Torque Formula (Moment of Inertia and Angular Acceleration)
In rotational motion, torque is required to produce an angular acceleration of an object. The amount of torque required to produce an angular acceleration depends on the distribution of the mass of the object. The moment of inertia is a value that describes the distribution. It can be found by integrating over the mass of all parts of the object and their distances to the center of rotation, but it is also possible to look up the moments of inertia for common shapes. The torque on a given axis is the product of the moment of inertia and the angular acceleration. The units of torque are Newton-meters (N∙m).
torque = (moment of inertia)(angular acceleration)
τ = Iα
τ = torque, around a defined axis (N∙m)
I = moment of inertia (kg∙m2)
α = angular acceleration (radians/s2)
Torque Formula Questions:
1) The moment of inertia of a solid disc is , where M is the mass of the disc, and R is the radius. The wheels of a toy car each have a mass of 0.100 kg, and radius 20.0 cm. If the angular acceleration of a wheel is 1.00 radians/s2, what is the torque?
Answer: The torque can be found using the torque formula, and the moment of inertia of a solid disc. The torque is:
τ = Iα
τ = 0.0020 N∙m
The torque applied to one wheel is 0.0020 N∙m.
2) The moment of inertia of a thin rod, spinning on an axis through its center, is , where M is the mass and L is the length of the rod. Assume a helicopter blade is a thin rod, with a mass of 150.0 kg and a length of 8.00 m. To achieve an angular acceleration of 18.00 radians/s2, what torque is required?

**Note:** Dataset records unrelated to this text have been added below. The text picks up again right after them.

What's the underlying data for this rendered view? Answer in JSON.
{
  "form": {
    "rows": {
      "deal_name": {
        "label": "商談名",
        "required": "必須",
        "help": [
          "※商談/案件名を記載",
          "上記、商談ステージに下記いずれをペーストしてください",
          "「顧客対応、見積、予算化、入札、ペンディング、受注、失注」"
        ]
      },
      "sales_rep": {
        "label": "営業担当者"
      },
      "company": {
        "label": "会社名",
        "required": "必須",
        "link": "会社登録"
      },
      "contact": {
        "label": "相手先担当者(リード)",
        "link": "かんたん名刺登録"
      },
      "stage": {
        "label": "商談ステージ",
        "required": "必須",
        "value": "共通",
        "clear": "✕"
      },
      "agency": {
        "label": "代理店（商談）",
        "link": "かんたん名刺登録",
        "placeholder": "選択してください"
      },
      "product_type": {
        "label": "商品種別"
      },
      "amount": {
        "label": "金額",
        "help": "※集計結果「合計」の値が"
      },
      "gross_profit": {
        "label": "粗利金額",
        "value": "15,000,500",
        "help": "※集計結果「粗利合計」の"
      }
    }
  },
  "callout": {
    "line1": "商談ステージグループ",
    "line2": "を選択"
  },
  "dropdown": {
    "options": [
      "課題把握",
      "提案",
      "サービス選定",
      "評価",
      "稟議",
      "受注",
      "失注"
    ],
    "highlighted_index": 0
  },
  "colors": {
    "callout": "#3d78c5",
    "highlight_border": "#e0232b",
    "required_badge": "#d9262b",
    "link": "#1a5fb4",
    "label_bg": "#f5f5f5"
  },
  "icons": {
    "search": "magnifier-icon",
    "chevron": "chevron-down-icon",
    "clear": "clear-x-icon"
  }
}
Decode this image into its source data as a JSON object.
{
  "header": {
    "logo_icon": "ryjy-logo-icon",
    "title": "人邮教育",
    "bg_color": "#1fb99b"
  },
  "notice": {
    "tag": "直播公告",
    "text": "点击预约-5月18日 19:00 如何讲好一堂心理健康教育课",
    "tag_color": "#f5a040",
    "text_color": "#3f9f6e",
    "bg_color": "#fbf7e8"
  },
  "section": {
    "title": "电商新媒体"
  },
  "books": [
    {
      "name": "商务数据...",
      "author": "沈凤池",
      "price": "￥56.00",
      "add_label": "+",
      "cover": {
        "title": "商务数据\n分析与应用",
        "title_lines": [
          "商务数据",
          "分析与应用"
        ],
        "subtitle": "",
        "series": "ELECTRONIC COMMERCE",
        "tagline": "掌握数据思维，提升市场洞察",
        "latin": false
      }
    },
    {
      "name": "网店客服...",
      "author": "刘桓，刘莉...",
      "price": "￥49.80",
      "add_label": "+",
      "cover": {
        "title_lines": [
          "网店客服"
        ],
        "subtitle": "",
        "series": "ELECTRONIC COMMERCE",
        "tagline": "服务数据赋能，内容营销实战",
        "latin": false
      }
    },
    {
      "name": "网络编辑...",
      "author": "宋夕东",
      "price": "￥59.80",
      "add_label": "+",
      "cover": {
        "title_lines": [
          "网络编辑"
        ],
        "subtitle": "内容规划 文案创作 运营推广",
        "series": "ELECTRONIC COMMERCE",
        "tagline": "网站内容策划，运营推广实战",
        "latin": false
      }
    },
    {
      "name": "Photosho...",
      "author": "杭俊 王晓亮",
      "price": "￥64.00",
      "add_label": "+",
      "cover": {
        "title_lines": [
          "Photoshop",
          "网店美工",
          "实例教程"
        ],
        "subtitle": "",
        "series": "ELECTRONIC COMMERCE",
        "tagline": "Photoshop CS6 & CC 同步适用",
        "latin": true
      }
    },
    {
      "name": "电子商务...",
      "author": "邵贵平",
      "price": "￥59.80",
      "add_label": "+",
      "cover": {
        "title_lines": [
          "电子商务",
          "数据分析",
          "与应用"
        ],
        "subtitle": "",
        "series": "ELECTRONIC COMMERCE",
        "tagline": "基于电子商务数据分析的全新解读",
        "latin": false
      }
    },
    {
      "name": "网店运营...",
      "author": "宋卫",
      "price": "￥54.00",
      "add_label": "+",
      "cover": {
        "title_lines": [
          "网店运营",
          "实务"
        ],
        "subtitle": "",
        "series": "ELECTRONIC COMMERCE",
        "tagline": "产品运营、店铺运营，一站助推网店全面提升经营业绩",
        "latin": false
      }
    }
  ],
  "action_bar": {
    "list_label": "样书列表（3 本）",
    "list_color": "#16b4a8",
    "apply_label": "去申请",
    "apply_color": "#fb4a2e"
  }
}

Answer: The torque can be found using the torque formula, and the moment of inertia of a thin rod. The torque is:
τ = Iα
τ = 14 400 N∙m
The torque required is 14 400 N∙m.